In this week's Field Notes From Hell: Thoughts on Mariama Diallo's politically charged thriller, 'Master,' a Blu-ray release for Dwein Baltazar's 'Oda sa Wala,' new horror trailers, and more.
Welcome to Field Notes From Hell—the weekly roundup email from my twisted newsletter, Deep Cuts. Each dispatch contains key horror news, thoughts on recent horror films, and personal life updates.
Here are this week’s Field Notes:
Master is a cloud of frustration about equity
Mariana Diallo’s film, Master, pulls its frustrations neatly into a piece that, unlike Jordan Peele’s Get Out, nestles on the cushions of defeatism. It never tips over indignation, of course. There’s no weakness in the awareness that there’s rarely ever a point in pushing a boulder uphill if the hill is made to be unforgiving.
For Gail Bishop (Regina Hall) — one of two black professors and the first black schoolmaster in the employ of Ancaster College — that hill is painfully (and historically) white. Though respected by the mostly Caucasian student body, she feels naturally alienated and not at all exempt from casual racism and microaggressions. These tiny little cuts are shared by a student named Jasmine Moore, a young black woman among ivory-skinned peers.
Narratively, Master hasn’t made space for all this. The first half can be trimmed by half and in its place add finer texture to Gail’s characterization. And the horror elements can’t help but feel like mere afterthoughts to an otherwise painful drama a la Kitty Green’s The Assistant.
☝ Master is part of this week’s recommendations on Rappler’s TikTok.
Vinegar Syndrome picks up Ode to Nothing
Dwein Baltazar’s Ode to Nothing finds its first global home video distribution with Vinegar Syndrome. I consider this a good match. V.S.’s curation have always favored the weird, unsettling, and uncategorizable — words that I’d use to describe Baltazar’s film.
Following the listless existence of a mortician named Sonya (Marietta Subong), the film kicks off when a corpse inadvertently appears at her doorstep.
The release happens under Kani, V.S.’s new label that champions Asian cinema. If you’re interested, you can read my feature on the release on Unreel and get the region-free Blu-ray on the Vinegar Syndrome website.
Latest horror news and trailers
Plenty of new trailers this week. But the clear standout is Alex Garland’s Men, starring Rory Kinnear as…well, all men. The Aviary looks good, too, if only for the actors attached.

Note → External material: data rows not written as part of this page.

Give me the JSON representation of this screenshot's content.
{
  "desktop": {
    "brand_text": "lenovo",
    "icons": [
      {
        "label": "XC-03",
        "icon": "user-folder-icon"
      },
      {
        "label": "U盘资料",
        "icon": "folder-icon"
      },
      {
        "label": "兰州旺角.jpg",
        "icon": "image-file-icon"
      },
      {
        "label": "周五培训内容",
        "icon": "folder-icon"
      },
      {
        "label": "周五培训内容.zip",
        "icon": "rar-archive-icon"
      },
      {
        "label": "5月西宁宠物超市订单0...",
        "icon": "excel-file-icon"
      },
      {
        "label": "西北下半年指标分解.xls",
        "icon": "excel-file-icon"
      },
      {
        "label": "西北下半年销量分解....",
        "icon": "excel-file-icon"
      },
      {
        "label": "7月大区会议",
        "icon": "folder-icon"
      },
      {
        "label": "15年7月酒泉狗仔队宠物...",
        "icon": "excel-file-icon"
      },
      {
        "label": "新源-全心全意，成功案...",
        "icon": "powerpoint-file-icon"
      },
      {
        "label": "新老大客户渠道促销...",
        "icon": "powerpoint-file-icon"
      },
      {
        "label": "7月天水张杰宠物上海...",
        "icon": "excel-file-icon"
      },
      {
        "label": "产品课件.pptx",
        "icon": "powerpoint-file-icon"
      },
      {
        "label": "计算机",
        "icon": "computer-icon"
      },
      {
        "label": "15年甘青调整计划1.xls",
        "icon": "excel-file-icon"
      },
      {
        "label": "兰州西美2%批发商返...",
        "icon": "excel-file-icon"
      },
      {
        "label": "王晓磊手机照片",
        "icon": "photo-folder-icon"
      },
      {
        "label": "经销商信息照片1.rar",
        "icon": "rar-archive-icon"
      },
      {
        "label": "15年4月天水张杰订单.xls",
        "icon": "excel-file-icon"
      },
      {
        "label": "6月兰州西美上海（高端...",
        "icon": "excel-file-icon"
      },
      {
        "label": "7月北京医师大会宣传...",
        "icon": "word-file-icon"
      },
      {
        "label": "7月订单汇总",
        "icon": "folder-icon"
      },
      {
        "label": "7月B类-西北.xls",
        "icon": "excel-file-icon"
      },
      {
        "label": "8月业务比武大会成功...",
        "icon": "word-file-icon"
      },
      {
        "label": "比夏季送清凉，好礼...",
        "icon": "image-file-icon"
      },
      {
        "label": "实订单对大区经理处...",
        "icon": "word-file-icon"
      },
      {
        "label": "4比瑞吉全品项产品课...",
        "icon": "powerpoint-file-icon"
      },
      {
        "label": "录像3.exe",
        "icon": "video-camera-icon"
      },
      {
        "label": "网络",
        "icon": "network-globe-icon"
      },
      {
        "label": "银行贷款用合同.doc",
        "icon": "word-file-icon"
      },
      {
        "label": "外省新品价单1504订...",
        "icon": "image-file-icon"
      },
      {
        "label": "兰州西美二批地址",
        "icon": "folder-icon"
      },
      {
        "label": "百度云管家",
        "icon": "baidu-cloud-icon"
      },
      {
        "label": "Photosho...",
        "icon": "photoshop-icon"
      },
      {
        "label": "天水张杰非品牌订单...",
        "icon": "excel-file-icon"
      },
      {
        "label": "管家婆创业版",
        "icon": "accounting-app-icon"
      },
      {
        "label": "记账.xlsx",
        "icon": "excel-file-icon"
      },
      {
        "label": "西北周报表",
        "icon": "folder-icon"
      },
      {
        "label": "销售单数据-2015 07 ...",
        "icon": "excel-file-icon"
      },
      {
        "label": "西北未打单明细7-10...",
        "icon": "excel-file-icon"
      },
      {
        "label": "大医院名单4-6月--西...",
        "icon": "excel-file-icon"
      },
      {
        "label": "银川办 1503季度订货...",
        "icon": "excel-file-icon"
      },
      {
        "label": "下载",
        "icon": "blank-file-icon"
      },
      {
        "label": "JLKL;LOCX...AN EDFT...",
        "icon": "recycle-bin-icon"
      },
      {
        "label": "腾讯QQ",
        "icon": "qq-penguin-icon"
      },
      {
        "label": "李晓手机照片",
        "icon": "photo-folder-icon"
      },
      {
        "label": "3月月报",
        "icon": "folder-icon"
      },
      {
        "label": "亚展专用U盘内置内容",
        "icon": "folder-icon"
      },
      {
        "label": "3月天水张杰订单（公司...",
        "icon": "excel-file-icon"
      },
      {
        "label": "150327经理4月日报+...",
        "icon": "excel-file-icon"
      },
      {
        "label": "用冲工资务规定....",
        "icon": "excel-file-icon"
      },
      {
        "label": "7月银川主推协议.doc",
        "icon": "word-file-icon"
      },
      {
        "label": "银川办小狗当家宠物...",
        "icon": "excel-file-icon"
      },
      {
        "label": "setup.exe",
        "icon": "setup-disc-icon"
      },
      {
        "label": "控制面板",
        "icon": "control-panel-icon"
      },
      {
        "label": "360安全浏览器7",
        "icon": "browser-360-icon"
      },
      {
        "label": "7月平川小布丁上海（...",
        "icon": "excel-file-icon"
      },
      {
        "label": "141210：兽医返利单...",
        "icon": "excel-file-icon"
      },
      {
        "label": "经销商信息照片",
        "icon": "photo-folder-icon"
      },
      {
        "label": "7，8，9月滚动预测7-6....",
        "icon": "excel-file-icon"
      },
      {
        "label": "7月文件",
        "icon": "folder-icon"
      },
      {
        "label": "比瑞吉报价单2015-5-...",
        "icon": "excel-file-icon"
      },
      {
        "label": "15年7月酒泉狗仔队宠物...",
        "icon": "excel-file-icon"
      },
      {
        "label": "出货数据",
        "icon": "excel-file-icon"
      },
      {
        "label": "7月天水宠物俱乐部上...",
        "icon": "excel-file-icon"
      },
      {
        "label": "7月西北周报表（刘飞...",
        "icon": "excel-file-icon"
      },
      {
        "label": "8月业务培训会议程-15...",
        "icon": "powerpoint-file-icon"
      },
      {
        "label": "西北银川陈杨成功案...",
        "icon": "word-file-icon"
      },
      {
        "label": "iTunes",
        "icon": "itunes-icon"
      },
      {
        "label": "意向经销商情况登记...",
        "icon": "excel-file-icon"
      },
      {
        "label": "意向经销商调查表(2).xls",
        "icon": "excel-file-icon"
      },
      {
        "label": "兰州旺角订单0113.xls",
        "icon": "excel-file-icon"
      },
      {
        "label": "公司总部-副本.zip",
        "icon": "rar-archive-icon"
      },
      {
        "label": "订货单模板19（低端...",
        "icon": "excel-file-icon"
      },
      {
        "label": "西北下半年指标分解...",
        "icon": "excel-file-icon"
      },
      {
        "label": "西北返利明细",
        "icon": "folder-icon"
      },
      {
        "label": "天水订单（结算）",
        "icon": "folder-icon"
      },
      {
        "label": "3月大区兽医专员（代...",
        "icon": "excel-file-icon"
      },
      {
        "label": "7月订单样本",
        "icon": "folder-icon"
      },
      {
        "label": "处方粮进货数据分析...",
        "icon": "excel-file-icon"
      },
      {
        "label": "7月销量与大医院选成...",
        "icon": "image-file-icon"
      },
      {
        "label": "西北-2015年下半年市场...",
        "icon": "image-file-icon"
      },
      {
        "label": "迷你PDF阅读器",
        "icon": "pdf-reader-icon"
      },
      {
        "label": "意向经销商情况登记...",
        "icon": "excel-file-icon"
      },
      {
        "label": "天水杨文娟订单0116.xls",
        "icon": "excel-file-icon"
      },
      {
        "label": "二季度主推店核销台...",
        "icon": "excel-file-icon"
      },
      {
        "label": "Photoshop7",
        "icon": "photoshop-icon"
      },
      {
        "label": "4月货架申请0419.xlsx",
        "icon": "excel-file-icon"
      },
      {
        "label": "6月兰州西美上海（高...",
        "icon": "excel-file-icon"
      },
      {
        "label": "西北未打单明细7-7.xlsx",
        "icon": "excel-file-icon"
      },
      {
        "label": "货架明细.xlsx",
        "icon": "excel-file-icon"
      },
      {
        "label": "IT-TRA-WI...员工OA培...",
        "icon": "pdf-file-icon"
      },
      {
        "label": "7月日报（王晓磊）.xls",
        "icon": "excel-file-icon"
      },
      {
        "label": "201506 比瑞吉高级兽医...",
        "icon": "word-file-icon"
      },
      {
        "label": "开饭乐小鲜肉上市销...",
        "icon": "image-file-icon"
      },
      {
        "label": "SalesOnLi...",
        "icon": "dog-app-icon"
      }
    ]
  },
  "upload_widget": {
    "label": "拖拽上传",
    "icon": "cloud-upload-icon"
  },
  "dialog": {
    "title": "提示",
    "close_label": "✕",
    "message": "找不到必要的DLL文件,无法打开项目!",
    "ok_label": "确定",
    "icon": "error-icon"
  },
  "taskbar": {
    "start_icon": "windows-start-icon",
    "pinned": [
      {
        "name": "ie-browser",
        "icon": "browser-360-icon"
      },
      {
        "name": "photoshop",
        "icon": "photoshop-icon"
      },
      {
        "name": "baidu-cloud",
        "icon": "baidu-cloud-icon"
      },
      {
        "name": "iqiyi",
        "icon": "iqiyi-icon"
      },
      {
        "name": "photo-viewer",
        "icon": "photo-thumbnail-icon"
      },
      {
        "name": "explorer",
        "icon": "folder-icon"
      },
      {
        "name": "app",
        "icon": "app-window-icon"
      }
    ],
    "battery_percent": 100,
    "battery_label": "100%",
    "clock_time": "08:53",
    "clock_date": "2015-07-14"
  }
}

And not exactly a trailer but worth sharing: The Batman’s deleted scene featuring Barry Koeghan’s take on The Joker.
Watch this week’s horror trailers (and clips):
After an incredible showing in Matt Reeves’ The Batman, Paul Dano has written and is publishing a whole comic book about the Riddler called Riddler: Year One 🎴.